Wherever the string "started" shows up in the records below, return that line.

□ □ □

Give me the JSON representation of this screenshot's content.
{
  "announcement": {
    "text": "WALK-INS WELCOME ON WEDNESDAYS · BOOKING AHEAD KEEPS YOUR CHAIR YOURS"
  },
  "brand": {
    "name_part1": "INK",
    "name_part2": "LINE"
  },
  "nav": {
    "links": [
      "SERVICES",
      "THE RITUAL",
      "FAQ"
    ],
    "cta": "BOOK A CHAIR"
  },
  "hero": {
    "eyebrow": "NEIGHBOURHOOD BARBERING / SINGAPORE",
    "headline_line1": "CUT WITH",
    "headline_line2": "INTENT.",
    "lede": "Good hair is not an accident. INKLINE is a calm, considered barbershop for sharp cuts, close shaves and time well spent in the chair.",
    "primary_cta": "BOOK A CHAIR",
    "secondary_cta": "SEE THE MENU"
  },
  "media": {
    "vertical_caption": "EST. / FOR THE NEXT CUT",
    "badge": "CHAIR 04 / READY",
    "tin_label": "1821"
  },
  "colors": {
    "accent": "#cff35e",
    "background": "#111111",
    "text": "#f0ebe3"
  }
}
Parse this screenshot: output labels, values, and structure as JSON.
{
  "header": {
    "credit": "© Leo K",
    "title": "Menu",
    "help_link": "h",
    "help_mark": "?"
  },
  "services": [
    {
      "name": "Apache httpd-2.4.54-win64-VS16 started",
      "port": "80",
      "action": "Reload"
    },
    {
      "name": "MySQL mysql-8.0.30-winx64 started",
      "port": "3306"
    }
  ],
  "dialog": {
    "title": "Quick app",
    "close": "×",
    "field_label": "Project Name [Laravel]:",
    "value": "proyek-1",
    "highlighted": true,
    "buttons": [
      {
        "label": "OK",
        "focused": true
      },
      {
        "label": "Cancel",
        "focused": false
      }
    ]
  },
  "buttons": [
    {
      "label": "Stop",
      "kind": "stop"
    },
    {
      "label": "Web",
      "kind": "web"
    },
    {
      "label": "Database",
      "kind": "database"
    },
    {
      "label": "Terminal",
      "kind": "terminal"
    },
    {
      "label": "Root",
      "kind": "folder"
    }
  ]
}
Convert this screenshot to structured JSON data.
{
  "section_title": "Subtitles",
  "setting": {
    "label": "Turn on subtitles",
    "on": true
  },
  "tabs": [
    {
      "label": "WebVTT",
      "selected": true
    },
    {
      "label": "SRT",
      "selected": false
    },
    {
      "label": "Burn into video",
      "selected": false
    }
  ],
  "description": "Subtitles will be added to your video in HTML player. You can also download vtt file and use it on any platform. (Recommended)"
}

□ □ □

- RESPONSE AREA -
      "name": "Apache httpd-2.4.54-win64-VS16 started",
      "name": "MySQL mysql-8.0.30-winx64 started",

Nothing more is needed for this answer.